Concentration of fat, protein, lactose and energy in milk of mothers using hormonal contraceptives

Ann Trop Paediatr. 1992;12(2):203-9. doi: 10.1080/02724936.1992.11747569.


Energy, protein, lactose and fat were studied in the milk of mothers who were using different types of contraceptives. One hundred and eleven mothers made up the following groups. C: control (barrier and natural methods, or sterilization), n = 22; combined pill: LDP (low dose pill (levonorgestrel 0.15 mg + ethinylestradiol 0.03 mg)), n = 12 and MDP (medium dose pill (levonorgestrel 0.25 mg + ethinylestradiol 0.05 mg)), n = 13; MP (minipill (norethindrone 0.35 mg)), n = 37; DMPA (injectable progesterone (depot medroxiprogesterone acetate 150 mg)), n = 17; and IUD (plastic or copper intrauterine device), n = 10. The mean stages of lactation were, respectively, 15, 17, 5, 9, 5 and 9 weeks. The mean duration of observation for the study groups ranged from 2 to 4 weeks. Milk samples were collected before and after initiation of treatment (mean = 20 days; range = 14-103 days). The stage of lactation and the interval of nursing before sampling were recorded so that statistical account could be taken of these uncontrollable sources of variability. When incorporated as covariates, they showed that no significant differences existed between the groups tested, either before or after treatment.

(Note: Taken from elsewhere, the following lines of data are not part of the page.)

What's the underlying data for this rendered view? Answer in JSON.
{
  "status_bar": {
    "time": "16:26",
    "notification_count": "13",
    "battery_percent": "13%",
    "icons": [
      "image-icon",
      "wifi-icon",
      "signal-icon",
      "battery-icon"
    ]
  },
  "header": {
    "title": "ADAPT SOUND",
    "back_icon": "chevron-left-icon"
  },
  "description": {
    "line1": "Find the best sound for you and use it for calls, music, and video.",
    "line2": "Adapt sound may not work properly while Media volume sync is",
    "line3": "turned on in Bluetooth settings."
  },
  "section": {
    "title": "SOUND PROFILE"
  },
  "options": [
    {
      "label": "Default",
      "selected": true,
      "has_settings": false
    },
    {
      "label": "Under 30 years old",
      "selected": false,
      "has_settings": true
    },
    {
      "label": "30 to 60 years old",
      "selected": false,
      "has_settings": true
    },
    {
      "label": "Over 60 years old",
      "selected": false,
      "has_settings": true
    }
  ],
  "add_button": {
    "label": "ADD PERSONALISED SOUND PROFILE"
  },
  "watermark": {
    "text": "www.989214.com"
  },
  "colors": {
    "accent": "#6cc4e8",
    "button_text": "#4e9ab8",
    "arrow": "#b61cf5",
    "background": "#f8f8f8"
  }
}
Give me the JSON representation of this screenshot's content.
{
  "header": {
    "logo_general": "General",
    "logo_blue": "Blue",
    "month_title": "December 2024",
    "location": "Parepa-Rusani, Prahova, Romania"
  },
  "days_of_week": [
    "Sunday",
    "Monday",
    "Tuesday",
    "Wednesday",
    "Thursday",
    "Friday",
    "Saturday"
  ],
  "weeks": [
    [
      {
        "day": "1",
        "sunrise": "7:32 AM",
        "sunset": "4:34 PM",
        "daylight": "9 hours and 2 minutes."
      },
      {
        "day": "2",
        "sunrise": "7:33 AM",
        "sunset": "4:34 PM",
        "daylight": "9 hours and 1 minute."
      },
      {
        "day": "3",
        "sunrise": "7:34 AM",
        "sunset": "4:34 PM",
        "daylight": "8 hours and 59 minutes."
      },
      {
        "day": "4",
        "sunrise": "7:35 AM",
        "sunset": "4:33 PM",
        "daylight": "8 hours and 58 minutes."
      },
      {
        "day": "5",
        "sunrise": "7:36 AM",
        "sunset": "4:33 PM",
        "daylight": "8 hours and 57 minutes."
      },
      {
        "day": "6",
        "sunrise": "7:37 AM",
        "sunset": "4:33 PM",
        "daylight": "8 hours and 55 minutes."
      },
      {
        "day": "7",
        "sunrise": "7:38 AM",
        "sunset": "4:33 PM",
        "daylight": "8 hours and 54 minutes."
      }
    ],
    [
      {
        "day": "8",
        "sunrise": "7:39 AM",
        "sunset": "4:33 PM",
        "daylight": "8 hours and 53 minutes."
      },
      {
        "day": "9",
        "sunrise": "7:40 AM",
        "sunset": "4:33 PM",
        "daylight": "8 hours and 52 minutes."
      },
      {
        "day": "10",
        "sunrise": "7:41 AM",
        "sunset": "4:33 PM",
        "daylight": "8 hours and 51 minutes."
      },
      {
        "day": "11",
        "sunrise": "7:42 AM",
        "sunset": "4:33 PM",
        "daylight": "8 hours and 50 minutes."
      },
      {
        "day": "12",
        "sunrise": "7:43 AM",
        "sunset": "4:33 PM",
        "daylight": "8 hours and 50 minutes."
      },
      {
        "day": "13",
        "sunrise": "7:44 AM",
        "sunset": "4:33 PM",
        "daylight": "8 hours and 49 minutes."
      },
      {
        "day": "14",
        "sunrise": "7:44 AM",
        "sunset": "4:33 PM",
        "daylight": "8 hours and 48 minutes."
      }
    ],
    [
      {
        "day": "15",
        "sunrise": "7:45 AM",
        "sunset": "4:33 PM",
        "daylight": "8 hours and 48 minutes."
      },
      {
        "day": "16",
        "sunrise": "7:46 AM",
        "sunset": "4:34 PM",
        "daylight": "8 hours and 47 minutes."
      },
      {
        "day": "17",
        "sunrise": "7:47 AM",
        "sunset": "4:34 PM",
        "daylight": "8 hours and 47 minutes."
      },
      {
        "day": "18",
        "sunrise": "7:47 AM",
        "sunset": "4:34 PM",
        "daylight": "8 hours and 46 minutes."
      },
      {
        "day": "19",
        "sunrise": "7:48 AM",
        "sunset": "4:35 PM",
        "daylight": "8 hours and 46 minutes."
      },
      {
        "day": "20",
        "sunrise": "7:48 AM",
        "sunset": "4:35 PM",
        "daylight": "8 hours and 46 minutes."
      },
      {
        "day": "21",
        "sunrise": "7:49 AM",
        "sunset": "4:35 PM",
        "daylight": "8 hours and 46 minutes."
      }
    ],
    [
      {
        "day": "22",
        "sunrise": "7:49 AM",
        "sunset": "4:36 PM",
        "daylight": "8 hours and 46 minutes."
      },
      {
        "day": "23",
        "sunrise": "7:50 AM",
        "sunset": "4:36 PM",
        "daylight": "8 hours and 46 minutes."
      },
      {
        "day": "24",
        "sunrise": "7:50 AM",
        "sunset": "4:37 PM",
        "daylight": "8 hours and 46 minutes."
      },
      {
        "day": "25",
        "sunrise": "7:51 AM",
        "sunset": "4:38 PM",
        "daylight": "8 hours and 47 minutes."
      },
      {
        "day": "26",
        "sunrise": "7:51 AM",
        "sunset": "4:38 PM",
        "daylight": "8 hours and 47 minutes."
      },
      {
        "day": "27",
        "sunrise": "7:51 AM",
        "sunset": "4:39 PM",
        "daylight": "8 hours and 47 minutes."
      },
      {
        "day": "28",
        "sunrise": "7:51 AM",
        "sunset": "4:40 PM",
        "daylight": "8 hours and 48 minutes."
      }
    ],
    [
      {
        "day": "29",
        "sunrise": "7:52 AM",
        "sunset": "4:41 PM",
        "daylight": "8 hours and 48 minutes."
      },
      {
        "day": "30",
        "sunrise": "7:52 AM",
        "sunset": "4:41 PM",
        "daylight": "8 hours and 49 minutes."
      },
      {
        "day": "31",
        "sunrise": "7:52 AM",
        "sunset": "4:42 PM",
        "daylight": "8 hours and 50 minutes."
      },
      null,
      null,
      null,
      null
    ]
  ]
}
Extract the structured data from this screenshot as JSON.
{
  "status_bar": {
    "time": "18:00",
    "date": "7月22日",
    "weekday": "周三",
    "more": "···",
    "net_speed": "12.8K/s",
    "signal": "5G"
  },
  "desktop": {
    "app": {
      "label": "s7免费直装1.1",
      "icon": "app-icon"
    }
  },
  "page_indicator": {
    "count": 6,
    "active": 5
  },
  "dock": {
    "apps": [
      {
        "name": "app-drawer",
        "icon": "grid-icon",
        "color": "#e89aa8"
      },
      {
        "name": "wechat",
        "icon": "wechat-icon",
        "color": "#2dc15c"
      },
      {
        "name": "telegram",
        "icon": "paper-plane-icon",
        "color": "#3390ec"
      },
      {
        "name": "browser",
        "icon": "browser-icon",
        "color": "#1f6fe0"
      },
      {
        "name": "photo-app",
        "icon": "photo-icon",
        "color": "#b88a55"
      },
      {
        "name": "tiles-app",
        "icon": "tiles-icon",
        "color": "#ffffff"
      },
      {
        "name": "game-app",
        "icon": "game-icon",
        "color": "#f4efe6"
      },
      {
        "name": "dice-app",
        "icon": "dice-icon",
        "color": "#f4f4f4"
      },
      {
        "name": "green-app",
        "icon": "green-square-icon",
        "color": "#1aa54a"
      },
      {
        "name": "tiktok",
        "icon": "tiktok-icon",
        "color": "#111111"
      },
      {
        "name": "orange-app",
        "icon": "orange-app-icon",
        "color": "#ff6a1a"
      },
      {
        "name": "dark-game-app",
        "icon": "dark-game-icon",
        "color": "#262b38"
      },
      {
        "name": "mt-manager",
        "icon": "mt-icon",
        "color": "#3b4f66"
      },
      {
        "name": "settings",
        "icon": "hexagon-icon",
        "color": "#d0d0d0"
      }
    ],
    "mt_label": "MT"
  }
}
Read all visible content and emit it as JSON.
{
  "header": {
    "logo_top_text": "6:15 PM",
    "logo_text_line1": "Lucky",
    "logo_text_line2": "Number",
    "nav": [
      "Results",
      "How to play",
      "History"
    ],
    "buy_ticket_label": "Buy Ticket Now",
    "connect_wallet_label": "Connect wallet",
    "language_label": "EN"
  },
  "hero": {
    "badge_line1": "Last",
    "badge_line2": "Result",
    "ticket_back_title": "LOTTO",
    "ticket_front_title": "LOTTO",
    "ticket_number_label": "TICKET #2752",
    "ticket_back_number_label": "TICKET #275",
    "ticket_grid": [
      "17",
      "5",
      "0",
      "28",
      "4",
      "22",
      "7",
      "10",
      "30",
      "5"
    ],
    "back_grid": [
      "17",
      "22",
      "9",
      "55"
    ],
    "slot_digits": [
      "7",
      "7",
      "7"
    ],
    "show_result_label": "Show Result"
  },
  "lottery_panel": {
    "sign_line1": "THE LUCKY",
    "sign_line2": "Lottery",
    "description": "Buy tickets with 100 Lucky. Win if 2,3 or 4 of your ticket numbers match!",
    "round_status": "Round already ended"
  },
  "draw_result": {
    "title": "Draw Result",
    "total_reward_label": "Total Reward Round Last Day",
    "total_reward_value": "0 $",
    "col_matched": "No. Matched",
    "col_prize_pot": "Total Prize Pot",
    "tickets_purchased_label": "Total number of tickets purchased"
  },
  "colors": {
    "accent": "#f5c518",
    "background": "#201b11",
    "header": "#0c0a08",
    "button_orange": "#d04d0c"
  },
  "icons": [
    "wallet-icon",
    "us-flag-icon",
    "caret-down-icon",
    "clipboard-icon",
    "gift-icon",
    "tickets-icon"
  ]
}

PIP: Researchers compared data on 22 women using either a barrier method or a natural family planning method or had undergone female sterilization (controls) with data on 89 women using either a low dose combined oral contraceptive (OC), a medium dose combined OC, a low dose progestin only OC, the injectable Depo-Provera, or an IUD to examine the hormonal contraceptives' effects on the concentration of total protein, lipids, lactose, and energy in human milk. They recruited the women from private and public family planning clinics in Brasilia, Brazil between 1984 and 1987. The mean stages of lactation were 15 weeks for controls, 17 weeks for women using the combined low dose OC, 5 weeks for those using the combined medium dose OC, 5 weeks for those using the combined medium dose OC, 9 weeks for those using the low dose progestin only OC, 5 weeks for those using Depo-Provera, and 9 weeks for those using the IUD. Almost all the concentrations of total protein, lipids, lactose, and energy both before and after contraceptive therapy fell within the range for healthy women. The mean value of total protein in women using Depo-Provera was the only value higher than that range. The low dose OC was associated with a considerable increase in fat (3 g/dL vs. 4.8 g/dL; p=.035). Women taking the medium dose OC experienced a significant decrease in lactose (6.8 g/dL vs. 7.25 g.dL; p=.004). The time between last nursing and milk sample collection (nursing interval) caused considerable variation in fat (p=.03) and total energy (p=.02) in those samples collected before contraceptive therapy. When the researchers adjusted the data for stage of lactation and nursing interval from all 6 groups, the contraceptives had no significant effect on total protein, lipids, lactose, and energy.

Publication types

  • Comparative Study
  • Research Support, Non-U.S. Gov't

MeSH terms

  • Adult
  • Contraceptive Agents, Female / pharmacology*
  • Energy Metabolism / drug effects
  • Estrogens / pharmacology*
  • Female
  • Humans
  • Intrauterine Devices
  • Lactation
  • Lactose / analysis
  • Lipids / analysis
  • Milk Proteins / analysis
  • Milk Proteins / drug effects
  • Milk, Human / chemistry
  • Milk, Human / drug effects*
  • Progesterone / pharmacology*
  • Time Factors


  • Contraceptive Agents, Female
  • Estrogens
  • Lipids
  • Milk Proteins
  • Progesterone
  • Lactose